Adidas expects a slight decline in sales for 2023, which is better than initially anticipated, according to the sportswear giant. The strong demand for its remaining Yeezy shoes will help narrow the projected full-year loss. The company’s shares have surged by 40 percent since the beginning of the year, as investors have confidence in CEO Bjorn Gulden’s ability to turn the company around following the tumultuous separation from Yeezy designer Ye, formerly known as Kanye West, due to his antisemitic remarks.
During the second quarter, surplus Yeezy shoe sales generated approximately €400 million ($437 million), resulting in a reduction of the predicted loss for the year to €450 million, down from the previously expected €700 million. Adidas also allocated €110 million in the quarter for charitable donations, including contributions to organizations combating antisemitism, as part of their efforts to address the impact of Ye’s public statements.
Overall sales remained flat in currency-neutral terms compared to the same period last year, while in euro terms, they declined by 5 percent to €5.3 billion. However, gross margins improved to 50.9 percent in the quarter due to reduced discounting.
Adidas now foresees currency-neutral revenues to decline at a mid-single-digit rate in 2023, as opposed to the previously estimated high-single-digit rate. The successful sale of Yeezy stock with minimal negative media or consumer backlash is considered a positive outcome for the company, according to Cristina Fernandez, managing director and senior research analyst at Telsey Advisory Group in New York.
The next Yeezy stock sales are expected to generate strong demand but might not be as profitable as the initial release, as Adidas plans to involve wholesale partners instead of solely selling through its own channels.
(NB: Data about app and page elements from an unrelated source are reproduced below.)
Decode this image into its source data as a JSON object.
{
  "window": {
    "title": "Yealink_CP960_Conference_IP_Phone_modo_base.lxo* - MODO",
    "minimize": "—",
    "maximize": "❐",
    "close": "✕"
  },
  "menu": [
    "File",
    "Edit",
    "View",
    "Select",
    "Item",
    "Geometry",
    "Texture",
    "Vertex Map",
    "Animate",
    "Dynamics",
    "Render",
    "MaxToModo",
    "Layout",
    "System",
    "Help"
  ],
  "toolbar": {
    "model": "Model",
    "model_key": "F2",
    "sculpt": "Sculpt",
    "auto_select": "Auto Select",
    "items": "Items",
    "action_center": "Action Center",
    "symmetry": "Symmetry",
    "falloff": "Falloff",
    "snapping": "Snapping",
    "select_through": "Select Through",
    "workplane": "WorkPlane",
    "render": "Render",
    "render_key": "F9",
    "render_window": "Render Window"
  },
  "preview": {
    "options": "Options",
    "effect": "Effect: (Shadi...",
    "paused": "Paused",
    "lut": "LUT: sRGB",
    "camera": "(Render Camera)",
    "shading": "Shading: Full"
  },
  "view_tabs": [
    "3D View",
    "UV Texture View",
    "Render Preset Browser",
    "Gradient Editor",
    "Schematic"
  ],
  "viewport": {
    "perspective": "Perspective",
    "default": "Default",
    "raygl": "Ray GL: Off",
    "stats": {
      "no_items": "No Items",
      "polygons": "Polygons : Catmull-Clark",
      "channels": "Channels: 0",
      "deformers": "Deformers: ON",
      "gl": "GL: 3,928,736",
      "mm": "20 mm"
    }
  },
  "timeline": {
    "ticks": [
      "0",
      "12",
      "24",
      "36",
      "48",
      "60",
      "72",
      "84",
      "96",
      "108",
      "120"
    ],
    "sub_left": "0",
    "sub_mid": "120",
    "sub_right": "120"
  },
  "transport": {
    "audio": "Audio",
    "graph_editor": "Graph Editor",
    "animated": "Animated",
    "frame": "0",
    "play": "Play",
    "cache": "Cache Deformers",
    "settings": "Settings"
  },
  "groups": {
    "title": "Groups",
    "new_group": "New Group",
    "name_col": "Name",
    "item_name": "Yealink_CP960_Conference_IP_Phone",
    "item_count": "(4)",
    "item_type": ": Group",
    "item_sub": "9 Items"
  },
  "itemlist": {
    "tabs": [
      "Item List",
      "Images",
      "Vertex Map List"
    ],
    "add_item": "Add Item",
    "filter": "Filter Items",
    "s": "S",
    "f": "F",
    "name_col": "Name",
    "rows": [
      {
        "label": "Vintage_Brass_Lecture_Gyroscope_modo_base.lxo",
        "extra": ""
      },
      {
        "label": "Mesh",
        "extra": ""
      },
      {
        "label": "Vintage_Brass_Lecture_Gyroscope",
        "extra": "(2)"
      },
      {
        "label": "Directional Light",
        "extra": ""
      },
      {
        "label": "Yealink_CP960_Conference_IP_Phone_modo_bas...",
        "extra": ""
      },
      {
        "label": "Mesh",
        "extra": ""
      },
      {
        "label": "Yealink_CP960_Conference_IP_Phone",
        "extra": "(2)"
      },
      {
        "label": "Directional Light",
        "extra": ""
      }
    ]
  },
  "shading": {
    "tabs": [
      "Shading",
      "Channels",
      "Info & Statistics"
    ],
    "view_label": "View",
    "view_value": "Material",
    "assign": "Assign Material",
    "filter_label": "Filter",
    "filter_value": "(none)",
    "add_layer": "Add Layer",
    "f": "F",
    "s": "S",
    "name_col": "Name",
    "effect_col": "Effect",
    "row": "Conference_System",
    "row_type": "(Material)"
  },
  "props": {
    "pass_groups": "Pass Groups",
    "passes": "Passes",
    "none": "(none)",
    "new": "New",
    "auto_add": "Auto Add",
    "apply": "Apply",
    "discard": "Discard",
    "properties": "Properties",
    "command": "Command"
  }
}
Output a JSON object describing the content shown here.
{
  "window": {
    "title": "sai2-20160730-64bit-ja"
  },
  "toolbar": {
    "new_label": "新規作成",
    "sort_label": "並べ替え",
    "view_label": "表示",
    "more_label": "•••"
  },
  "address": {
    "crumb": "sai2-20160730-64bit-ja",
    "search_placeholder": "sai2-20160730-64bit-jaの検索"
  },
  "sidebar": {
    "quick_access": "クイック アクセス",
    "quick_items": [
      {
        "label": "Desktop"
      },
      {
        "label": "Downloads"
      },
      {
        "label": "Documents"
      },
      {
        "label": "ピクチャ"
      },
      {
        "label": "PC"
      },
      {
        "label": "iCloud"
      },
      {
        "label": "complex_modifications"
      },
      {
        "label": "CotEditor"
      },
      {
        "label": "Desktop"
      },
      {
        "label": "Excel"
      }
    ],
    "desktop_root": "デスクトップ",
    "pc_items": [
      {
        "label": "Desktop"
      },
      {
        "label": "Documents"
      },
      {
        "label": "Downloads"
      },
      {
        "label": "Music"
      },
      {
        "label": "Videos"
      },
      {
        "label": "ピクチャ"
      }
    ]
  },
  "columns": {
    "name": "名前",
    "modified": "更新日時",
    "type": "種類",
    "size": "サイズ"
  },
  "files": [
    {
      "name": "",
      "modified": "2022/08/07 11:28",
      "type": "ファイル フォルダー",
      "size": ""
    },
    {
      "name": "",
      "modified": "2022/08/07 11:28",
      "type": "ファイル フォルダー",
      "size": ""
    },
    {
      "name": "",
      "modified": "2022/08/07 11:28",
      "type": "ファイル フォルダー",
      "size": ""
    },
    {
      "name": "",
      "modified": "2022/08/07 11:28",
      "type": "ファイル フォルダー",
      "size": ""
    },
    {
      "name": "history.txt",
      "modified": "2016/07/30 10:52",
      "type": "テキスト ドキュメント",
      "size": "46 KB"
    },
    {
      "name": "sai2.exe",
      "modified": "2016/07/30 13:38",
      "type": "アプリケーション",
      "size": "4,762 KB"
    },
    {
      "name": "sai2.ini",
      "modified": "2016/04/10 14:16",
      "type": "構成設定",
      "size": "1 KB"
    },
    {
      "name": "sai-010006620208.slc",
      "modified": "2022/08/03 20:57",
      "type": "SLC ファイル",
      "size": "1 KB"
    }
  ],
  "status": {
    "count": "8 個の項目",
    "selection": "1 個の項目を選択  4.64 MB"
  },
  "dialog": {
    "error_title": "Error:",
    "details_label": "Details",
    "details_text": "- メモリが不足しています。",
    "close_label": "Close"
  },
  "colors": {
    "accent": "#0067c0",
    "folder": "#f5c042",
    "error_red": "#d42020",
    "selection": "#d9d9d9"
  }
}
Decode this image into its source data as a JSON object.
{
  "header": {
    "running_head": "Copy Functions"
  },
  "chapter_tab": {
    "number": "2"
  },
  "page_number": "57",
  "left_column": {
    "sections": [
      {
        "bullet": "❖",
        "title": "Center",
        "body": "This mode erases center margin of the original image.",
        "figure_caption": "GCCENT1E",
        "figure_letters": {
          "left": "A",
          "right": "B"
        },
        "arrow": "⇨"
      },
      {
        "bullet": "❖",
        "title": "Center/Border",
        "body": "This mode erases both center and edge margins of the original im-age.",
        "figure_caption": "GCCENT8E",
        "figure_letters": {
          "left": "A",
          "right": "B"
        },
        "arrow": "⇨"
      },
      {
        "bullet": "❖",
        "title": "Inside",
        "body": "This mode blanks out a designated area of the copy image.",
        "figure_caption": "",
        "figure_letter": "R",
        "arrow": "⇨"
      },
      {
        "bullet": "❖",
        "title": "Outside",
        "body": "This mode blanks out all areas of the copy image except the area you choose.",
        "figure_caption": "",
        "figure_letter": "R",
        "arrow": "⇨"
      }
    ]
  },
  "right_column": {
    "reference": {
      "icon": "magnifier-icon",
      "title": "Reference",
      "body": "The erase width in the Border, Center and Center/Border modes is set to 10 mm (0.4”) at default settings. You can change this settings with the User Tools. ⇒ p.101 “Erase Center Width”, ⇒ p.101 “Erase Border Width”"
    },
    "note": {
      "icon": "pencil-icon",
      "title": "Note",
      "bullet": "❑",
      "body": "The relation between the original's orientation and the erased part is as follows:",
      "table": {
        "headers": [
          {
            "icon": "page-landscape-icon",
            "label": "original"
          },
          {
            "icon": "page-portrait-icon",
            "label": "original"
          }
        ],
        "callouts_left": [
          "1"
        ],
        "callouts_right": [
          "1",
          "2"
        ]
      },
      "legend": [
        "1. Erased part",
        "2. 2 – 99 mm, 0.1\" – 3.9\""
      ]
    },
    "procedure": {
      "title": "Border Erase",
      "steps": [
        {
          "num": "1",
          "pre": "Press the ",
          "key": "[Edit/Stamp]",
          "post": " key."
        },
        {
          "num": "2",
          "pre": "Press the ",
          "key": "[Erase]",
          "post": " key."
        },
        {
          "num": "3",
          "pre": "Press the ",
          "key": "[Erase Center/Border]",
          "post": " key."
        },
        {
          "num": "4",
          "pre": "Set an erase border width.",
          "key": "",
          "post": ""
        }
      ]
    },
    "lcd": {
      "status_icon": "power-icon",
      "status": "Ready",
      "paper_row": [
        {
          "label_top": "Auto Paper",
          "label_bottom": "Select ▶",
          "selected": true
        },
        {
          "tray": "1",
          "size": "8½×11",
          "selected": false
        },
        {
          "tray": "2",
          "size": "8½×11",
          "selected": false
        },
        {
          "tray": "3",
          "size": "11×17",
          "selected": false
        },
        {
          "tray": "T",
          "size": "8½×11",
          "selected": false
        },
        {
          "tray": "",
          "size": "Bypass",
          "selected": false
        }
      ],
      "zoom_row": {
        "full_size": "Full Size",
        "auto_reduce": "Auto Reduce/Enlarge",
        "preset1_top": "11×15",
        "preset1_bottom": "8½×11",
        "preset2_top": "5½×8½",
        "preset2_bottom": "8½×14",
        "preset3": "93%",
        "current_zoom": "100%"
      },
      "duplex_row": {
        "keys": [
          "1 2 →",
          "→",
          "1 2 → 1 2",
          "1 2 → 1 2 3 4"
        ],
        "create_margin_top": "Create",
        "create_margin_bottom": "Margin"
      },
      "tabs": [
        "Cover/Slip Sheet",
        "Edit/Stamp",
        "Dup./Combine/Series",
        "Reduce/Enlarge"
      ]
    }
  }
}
JD Sports has already started selling Yeezy products from Adidas’ second release of Yeezy shoes.
Adidas clarified that its 2023 outlook does not include the second Yeezy release. Citi analysts predict that further Yeezy drops will bring in €1.5 billion in revenues and €700 million in earnings after accounting for Adidas’ planned charity donations.
In Greater China, second-quarter sales saw a 16.4 percent growth in currency-neutral terms, indicating that the brand’s efforts to revitalize its presence in the region are yielding positive results. Gulden had previously stated that Adidas would increase its focus on sports in China and sponsor more Chinese athletes in an effort to strengthen its position in the market.